What’s stopping him from winning: Leonard would have had a case for last year’s award, had he not sat for 22 games. He likely won’t get as much load management this year, but he’ll still likely play the season safe, and rely on star teammate Paul George a fair amount.

LeBron James (Lakers)

2018-19 stats: 27.4 points, 8.5 rebounds, 8.3 assists, and 1.3 steals per game, 58.8% TS
2018-19 MVP voting: 11th
MVPs won: 4

Anthony Davis (Lakers)

2018-19 stats: 25.9 points, 12.0 rebounds, 3.9 assists, 2.4 blocks, and 1.6 steals per game, 59.7% TS
2018-19 MVP voting: No votes
MVPs won: 0

Why they could win: James and Davis both have claim to the title of best player in the league, when healthy and motivated. Each is capable of a monster season that leaves our jaws on the floor. Davis might be the best defensive player alive, while being an unstoppable inside-out offensive force. James might be the best player ever.

At their best, both of these guys are absolute MVP-caliber players.

What’s stopping them from winning: They’re also teammates. If they both play like MVPS, then it’s likely that neither wins.

Curry and Durant had combined to win the last three MVP awards when they teamed up. Three elite seasons later, and neither got close to winning another.

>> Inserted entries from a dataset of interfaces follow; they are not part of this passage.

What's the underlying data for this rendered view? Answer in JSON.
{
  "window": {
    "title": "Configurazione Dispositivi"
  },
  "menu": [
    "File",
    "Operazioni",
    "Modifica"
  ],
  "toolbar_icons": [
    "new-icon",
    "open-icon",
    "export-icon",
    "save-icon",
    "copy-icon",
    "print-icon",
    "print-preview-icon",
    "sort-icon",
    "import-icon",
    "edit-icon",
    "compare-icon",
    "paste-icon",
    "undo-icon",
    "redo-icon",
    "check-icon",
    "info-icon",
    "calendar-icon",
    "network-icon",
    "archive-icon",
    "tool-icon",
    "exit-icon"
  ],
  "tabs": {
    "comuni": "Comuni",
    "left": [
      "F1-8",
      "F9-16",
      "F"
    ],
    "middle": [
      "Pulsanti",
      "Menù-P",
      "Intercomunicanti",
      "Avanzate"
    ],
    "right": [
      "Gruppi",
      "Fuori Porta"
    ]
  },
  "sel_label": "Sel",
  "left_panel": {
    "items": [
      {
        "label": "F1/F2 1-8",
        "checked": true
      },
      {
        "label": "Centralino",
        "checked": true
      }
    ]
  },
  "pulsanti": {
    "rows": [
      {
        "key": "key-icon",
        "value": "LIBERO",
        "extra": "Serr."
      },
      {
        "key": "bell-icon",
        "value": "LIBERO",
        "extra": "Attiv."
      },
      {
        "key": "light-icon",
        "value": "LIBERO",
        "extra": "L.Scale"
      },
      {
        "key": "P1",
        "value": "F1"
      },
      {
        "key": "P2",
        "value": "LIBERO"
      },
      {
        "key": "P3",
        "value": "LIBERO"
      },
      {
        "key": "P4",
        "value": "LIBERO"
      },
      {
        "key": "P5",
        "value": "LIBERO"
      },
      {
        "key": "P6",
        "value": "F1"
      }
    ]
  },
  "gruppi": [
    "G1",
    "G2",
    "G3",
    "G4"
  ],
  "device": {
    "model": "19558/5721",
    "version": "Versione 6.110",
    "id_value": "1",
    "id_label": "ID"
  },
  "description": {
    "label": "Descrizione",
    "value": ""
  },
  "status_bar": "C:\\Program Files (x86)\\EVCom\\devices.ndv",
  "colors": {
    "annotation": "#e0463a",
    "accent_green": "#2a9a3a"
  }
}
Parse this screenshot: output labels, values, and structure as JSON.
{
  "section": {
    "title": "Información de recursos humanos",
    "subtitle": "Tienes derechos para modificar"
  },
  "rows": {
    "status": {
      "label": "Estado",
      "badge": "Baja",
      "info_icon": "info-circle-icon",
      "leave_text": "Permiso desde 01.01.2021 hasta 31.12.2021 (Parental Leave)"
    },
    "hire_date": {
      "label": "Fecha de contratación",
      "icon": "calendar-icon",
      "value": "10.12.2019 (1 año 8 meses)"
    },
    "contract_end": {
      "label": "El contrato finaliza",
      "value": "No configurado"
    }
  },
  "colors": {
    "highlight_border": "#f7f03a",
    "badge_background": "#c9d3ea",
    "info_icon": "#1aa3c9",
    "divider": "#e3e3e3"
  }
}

If James or Davis wishes to win the award, the other will have to cede power, have a down year, or get injured.